References Cited in the file of this patent UNITED STATES PATENTS 1,663,103 Thompson Mar. 26, 1923 1,824,513 Tibbetts Sept. 22, 1931 1,973,947 Enderle Sept. 18, 1934 2,168,445 Maclldowr Aug. 8, 1939 2,228,493 Will Ian. 14, 1941 2,428,498 McWilliams Oct. 7, 1947 2,672,977 Seitz Mar. 23, 1954 FOREIGN PATENTS 419,463 Great Britain Nov, 13, 1934 1,026,231 France Feb. 4, 1956 1,032,769 France Apr. 1, 1953

Patent Citations
Cited PatentFiling datePublication dateApplicantTitle
US1663103 *Sep 19, 1925Mar 20, 1928Fred W ThompsonWeight container

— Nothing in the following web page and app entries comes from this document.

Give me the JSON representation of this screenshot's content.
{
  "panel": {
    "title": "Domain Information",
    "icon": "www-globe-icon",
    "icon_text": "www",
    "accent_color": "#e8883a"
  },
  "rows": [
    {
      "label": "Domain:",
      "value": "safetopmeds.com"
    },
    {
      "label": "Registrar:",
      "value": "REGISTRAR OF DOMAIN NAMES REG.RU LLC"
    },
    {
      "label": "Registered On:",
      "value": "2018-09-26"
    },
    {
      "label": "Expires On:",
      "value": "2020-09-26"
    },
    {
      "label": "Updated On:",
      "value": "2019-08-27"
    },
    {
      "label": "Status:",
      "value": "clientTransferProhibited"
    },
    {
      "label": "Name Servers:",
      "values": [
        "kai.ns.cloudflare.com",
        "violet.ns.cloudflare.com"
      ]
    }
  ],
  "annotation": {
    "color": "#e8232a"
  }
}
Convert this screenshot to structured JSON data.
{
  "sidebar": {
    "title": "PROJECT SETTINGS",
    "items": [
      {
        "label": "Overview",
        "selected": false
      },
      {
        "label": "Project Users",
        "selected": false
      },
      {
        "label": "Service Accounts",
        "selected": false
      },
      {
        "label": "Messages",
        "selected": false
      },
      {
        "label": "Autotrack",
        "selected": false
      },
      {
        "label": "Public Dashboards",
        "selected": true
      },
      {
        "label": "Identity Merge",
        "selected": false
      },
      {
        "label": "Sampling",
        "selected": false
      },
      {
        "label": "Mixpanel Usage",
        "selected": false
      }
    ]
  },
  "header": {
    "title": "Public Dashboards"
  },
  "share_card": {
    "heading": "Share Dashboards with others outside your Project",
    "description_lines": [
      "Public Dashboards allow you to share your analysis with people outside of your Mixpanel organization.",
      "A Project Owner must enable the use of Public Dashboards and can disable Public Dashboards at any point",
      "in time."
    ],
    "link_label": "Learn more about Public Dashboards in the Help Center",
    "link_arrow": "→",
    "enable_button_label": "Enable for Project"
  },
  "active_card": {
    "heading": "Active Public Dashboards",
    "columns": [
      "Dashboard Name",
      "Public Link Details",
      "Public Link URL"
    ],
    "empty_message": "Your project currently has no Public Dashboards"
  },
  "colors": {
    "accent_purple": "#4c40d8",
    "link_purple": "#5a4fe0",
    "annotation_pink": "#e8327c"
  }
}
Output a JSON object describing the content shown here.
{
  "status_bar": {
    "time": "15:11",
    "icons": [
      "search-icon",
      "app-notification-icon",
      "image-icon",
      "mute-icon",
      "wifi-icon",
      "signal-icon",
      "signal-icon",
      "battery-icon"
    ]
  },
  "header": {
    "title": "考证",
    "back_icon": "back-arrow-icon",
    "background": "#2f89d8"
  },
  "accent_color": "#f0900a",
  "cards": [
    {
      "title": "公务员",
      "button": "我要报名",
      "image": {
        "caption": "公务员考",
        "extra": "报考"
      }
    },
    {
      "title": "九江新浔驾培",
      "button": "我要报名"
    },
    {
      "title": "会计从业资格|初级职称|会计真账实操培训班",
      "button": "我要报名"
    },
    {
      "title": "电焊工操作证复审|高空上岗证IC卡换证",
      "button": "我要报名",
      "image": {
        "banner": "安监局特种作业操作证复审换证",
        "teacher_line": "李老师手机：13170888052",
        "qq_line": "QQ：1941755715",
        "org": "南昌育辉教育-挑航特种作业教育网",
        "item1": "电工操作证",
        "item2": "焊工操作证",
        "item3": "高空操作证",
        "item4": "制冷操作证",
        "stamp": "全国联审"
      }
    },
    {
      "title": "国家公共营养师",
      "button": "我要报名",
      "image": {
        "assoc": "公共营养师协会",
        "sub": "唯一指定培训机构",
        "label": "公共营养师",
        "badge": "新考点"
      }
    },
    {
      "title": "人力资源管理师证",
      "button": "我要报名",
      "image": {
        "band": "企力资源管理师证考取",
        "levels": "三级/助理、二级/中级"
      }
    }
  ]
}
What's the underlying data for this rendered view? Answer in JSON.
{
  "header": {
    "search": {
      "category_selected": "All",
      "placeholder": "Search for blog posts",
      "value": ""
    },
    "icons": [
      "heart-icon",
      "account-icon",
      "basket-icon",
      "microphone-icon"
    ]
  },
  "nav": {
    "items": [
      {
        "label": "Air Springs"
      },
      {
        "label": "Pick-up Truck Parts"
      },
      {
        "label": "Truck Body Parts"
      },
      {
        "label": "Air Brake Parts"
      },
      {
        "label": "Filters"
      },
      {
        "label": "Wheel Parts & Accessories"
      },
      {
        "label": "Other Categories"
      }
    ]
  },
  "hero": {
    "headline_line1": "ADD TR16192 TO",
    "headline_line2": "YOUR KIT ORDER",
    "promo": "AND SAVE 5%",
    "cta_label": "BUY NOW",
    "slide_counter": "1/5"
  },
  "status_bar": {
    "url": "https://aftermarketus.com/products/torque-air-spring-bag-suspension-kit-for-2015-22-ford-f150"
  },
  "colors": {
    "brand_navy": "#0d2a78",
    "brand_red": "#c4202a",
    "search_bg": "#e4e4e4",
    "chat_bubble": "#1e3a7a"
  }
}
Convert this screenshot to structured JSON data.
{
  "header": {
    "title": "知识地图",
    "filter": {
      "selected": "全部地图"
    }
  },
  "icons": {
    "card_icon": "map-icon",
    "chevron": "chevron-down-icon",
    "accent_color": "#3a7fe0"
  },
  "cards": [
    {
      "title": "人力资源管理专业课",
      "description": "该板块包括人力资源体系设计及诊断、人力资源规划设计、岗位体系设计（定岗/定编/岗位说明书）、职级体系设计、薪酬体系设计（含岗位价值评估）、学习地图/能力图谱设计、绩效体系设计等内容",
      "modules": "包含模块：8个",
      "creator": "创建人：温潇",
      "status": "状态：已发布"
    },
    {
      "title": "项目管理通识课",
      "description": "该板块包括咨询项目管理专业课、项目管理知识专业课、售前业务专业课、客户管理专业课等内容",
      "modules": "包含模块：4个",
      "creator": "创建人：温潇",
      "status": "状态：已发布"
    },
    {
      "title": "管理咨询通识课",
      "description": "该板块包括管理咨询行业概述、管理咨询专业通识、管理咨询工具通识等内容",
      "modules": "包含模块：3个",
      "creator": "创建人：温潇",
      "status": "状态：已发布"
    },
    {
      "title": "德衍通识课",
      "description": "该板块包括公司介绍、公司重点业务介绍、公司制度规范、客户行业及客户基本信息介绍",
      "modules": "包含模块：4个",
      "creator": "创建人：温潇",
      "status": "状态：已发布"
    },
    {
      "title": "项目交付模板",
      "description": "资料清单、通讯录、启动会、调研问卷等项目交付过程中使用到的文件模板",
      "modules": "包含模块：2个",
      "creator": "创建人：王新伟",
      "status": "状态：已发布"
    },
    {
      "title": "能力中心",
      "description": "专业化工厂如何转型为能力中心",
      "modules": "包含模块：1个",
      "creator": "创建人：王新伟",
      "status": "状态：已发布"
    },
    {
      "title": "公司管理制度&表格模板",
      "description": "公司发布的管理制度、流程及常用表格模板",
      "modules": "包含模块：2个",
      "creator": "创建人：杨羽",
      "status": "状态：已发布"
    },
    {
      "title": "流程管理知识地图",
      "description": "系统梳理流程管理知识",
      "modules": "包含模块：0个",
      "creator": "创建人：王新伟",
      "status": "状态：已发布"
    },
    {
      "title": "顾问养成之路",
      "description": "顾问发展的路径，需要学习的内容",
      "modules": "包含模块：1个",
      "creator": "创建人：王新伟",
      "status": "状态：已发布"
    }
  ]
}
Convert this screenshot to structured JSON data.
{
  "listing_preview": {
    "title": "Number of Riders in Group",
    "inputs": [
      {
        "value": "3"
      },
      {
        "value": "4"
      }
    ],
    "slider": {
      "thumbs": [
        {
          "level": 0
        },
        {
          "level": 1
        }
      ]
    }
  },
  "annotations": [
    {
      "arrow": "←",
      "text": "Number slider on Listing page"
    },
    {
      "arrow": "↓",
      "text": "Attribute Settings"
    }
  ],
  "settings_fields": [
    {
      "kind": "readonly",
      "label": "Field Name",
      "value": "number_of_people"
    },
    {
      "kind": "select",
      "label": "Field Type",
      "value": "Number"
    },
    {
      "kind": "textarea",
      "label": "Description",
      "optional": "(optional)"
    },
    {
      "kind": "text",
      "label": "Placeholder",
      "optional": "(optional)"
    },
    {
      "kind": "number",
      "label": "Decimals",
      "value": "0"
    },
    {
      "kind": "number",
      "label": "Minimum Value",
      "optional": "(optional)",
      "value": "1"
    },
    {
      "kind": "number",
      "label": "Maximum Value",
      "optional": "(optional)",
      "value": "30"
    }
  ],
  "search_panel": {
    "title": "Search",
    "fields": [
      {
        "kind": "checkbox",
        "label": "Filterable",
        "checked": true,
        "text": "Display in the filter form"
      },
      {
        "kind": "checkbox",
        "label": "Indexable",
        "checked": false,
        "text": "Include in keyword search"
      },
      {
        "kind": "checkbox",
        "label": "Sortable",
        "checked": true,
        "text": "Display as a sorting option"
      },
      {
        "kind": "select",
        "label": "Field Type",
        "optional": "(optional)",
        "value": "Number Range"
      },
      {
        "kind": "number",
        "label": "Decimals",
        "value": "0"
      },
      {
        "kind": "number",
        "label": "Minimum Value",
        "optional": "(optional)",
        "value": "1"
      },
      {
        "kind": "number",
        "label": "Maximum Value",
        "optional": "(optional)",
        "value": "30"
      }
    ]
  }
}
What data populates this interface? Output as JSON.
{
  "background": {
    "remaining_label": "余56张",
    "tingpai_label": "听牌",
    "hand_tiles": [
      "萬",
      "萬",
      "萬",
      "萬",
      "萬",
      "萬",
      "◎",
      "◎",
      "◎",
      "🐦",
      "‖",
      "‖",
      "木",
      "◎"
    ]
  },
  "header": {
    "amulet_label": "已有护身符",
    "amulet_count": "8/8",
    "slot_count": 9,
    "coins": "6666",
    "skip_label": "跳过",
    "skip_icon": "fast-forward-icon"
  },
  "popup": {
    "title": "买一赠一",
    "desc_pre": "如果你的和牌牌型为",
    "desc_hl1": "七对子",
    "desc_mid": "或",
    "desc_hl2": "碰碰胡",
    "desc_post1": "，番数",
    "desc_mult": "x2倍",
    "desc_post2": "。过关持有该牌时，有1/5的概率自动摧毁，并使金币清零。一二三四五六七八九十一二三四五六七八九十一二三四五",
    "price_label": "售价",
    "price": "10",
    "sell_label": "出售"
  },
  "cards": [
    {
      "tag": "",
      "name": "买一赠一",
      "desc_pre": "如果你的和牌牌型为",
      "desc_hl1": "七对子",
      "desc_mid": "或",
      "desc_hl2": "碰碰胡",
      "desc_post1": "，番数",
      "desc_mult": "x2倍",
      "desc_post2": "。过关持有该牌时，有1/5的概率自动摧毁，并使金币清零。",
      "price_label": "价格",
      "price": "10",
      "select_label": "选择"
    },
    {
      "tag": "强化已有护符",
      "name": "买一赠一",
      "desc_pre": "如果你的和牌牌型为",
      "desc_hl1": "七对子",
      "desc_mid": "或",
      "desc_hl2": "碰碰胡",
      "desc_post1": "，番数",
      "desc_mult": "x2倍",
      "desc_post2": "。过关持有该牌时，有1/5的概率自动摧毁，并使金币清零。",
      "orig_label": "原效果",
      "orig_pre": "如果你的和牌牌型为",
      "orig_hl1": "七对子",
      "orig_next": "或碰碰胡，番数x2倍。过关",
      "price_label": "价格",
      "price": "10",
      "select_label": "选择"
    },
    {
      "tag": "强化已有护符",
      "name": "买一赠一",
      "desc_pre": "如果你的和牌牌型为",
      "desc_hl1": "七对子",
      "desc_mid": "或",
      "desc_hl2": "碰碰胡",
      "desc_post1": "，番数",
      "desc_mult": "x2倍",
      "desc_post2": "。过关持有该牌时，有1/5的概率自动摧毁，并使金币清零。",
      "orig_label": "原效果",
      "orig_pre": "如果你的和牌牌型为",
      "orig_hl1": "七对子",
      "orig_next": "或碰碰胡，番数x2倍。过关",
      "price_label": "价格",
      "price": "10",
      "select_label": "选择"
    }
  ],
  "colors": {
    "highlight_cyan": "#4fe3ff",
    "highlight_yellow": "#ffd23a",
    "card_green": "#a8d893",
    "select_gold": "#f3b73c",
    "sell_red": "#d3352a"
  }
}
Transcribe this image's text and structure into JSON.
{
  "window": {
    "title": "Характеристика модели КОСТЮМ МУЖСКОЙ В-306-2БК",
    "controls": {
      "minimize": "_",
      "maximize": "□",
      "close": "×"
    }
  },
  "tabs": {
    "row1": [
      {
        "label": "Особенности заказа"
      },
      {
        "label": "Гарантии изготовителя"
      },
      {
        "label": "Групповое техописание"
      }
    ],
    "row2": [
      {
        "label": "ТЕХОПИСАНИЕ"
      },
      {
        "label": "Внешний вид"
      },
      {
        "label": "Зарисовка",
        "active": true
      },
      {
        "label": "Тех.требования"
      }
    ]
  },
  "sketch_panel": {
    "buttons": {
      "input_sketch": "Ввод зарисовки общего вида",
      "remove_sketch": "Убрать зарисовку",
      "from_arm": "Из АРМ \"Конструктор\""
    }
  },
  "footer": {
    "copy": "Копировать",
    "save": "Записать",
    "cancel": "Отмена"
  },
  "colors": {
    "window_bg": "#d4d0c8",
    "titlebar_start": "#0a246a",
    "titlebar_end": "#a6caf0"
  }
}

US1824513 *Oct 20, 1926Sep 22, 1931Packard Motor Car CoWriting surface for recording instruments
US1973947 *Mar 14, 1933Sep 18, 1934Frank C EnderleShipping box for burial caskets
US2168445 *Mar 7, 1936Aug 8, 1939Johns ManvilleArticle of manufacture
US2228493 *Nov 21, 1939Jan 14, 1941Will IlahPencil box
US2428498 *Apr 25, 1945Oct 7, 1947Mcwilliams Charles HCoin holder
US2672977 *Dec 10, 1952Mar 23, 1954Seitz Paul SCoin exhibiting device
FR1026231A * Title not available
FR1032769A * Title not available
GB419463A * Title not available
Referenced by
Citing PatentFiling datePublication dateApplicantTitle
US3144126 *Dec 17, 1962Aug 11, 1964Chomerics IncKlystron tube grid shipping container
US3349937 *Aug 31, 1961Oct 31, 1967Cooke Engineering CompanyTitration apparatus
US3353656 *Mar 12, 1965Nov 21, 1967Better Equipment For ElectronHolder for electron microscopy grids
US3356462 *Aug 9, 1966Dec 5, 1967Cooke Engineering CompanyDisposable microtitration plate
US3406821 *Jan 13, 1967Oct 22, 1968Roman WeissbergContainer for precious stones
US3481659 *Oct 20, 1965Dec 2, 1969Rosenberg Harold JamesMicroscope slide
US3510194 *Aug 9, 1965May 5, 1970Connelly Robert FParticle count membrane filter mount
US3899610 *Jan 7, 1974Aug 12, 1975Henry Donald EMeans for preparing cells for inspection
US4647543 *Feb 24, 1984Mar 3, 1987Stoecker WinfriedProcess for analyses to be carried out on immobilized biological tissue
US5603899 *Apr 12, 1995Feb 18, 1997Pharmacia Biotech, Inc.Multiple column chromatography assembly
US6044976 *Feb 10, 1999Apr 4, 2000Tyco Submarine Systems, Ltd.Horizontal storage and transport container
US6258327Feb 11, 1999Jul 10, 2001E. Terry TatumBiopsy specimen collection device
US20070062842 *Sep 19, 2005Mar 22, 2007Bender Lawrence FSpecimen collection and shipping kit and container therefor
US20120094371 *Oct 18, 2011Apr 19, 2012Philip RossTest strip for h. pylori detection
Classifications
U.S. Classification206/488, 422/942, 220/377, 359/398, D24/226
International ClassificationB01L3/00
Cooperative ClassificationB01L3/5085
European ClassificationB01L3/5085